Explicit or deliberate teaching of traditional values Use of great books and return to liberal arts
To promote the intellectual growth of the individual and educate a competent person The teacher is the sole authority in his or her subject area or field of specialization Essential skills of the 3Rs and essential subject of English, Science, history, Math and Foreign Language Excellence in education, back to basic and cultural literacy
To promote democratic and social living Knowledge leads to growth and development of lifelong learners who actively learn by doing Subjects are interdisciplinary, integrative and interactive.
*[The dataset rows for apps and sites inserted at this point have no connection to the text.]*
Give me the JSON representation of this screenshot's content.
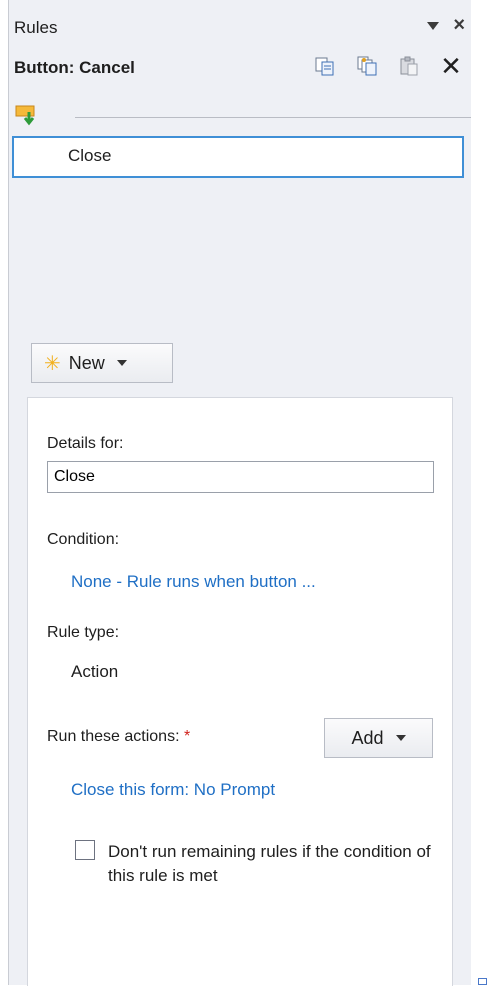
{
  "pane": {
    "title": "Rules",
    "control": "Button: Cancel",
    "toolbar_icons": [
      "copy-rule-icon",
      "copy-all-rules-icon",
      "paste-rule-icon",
      "delete-rule-icon"
    ]
  },
  "rules": [
    {
      "label": "Close"
    }
  ],
  "new_button": {
    "label": "New"
  },
  "details": {
    "details_for_label": "Details for:",
    "rule_name": "Close",
    "condition_label": "Condition:",
    "condition_link": "None - Rule runs when button ...",
    "rule_type_label": "Rule type:",
    "rule_type_value": "Action",
    "actions_label": "Run these actions:",
    "required_mark": "*",
    "add_button": "Add",
    "action_link": "Close this form: No Prompt",
    "stop_rules_text": "Don't run remaining rules if the condition of this rule is met"
  },
  "colors": {
    "pane_bg": "#eef0f5",
    "link": "#1f6fc5",
    "selection_border": "#3f8fd6",
    "required": "#d0221c"
  }
}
Curriculum is focused on students’ interest, human problems and affairs School reforms, relevant and contextualized curriculum, humanistic education
To improve and reconstruct society Education for change Teachers act as agents of change and reforms in various educational projects including research Focus on present and future trends and issues of national and international interests Equality of educational opportunities in education, access to global education
2. HISTORICAL FOUNDATIONS: Here are several curriculum theorists and how they view curriculum from historical perspective.
3. PSYCHOLOGICAL FOUNDATIONS
Types Psychologist Contributions Learning Outcomes Views
(STEP by STEP process)
Edward Thorndike connectionism 1. Knowing how
2. Knowing what
3. Cognitive strategies or learning skills
4. Motor skills and
5. Attitude, feelings and emotion thru experience Learning should be organized in order that students can experience success in the process of mastering the subject matter.
Simplistic & Mechanical
Ivan Pavlov Classical conditioning
BF Skinner Operant conditioning
Albert Bandura Modeling and observation theory
Robert Gagne Hierarchical learning
Ralph Tyler & Hilda Taba Well-known curricularists
(how individuals process information and how they monitor and manage thinking Jean Piaget Cognitive dev. Stages Learning constitute a logical method for organizing and interpreting learning Exemplified by practices like reflective thinking, creative thinking, intuitive thinking, discovery learning and many others.
Lev Vygotsky Social Constructivism
Howard Gardner Multiple Intelligences
Felder Silverman Learning Styles
Daniel Goleman Emotional Intelligences
(How learners develop their human potential)
PROCESS not the PRODUCTS Gestalt Learning can be explained based on wholeness of the problems. Curriculum is concerned on the process not the products Personal need not subject matter, psychological meaning and environmental situations.
Abraham Maslow Theory of human needs for self actualizing persons
Carl Rogers Non-directive lives